The U.S. banking industry’s push to play a pivotal role in a modernized payments system got a boost Wednesday from Federal Reserve Gov. Jerome Powell.
During a speech in New York, Powell sketched out a future in which banks remain at the center of commerce — a role that they have long played but that has been called into question by the rise of payments-focused technology firms.
“Given their importance in holding and transferring funds, banks continue to have a key role to play in the design and safety of more efficient retail payment systems,” Powell said, according to a written transcript of his remarks. “Without bank participation, it would be difficult to change how funds are transferred in a way that brings pervasive benefits to consumers.”
Powell acknowledged that certain payment systems already allow consumers to transfer funds within their own closed networks on a real-time basis.

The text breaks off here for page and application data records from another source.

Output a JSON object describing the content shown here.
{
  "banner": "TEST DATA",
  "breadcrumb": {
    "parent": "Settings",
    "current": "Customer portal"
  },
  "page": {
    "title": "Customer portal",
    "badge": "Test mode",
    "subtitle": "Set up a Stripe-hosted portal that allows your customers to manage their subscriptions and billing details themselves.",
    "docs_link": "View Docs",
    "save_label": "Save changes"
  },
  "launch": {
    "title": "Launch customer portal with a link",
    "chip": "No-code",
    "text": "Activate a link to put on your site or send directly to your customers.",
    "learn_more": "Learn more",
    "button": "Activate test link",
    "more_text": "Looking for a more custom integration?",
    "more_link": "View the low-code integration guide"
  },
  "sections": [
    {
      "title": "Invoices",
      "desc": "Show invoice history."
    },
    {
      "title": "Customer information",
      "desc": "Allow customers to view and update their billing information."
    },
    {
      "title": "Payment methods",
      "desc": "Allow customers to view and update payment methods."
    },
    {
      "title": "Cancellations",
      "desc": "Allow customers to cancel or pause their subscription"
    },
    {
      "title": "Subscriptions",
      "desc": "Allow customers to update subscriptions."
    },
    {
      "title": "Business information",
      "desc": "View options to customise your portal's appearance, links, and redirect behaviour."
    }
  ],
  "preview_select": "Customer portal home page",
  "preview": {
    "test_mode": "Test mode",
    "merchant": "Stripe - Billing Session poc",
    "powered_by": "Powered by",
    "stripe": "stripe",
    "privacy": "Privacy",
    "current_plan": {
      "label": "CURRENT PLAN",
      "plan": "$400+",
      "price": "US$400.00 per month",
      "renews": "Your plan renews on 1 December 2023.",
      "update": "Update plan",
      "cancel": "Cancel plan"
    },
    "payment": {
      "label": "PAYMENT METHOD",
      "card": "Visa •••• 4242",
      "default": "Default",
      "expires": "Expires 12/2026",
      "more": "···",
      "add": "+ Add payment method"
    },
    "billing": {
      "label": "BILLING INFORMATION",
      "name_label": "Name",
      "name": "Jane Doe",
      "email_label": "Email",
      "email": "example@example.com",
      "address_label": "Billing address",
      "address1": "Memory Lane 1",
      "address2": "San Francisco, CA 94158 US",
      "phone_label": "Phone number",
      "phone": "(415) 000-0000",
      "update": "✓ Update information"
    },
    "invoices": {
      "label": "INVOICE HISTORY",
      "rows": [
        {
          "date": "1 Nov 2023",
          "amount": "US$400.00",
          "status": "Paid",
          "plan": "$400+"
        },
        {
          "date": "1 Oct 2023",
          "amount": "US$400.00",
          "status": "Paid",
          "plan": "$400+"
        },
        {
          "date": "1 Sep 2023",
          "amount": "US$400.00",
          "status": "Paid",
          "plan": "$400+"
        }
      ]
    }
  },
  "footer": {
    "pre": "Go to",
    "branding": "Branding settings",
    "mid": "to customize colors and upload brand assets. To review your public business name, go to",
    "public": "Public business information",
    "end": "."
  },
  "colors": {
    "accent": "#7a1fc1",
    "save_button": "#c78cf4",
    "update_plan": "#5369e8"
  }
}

PayPal are Venmo are examples, although the speech did not cite any companies by name.
“But achieving these benefits on a broad scale would be challenging without the banking system’s participation,” he added.
Powell’s speech came on the heels of a multi-year process led by the Fed in which private-sector firms worked together to develop a roadmap for a real-time U.S. payments system. Members of the task force included both banks and technology firms, and the Fed sought to be a neutral party in the process.
Companies that submitted proposals for a real-time payments system to the Fed-convened task force included the financial technology firms Ripple Labs and Dwolla.
The Clearing House, which is owned by the nation’s largest banks and submitted its own proposal to the task force, is generally considered the front-runner in the race to modernize the nation’s aging payments infrastructure.
There are also ongoing tensions between large banks and some small banks, which are concerned that their larger peers will establish the prices and rules in a modernized payment system, but Powell did not address that fault line in his speech Wednesday.
Powell, who joined the Federal Reserve’s board of governors in 2012, is reportedly on President Trump’s list of five finalists for Fed chairman.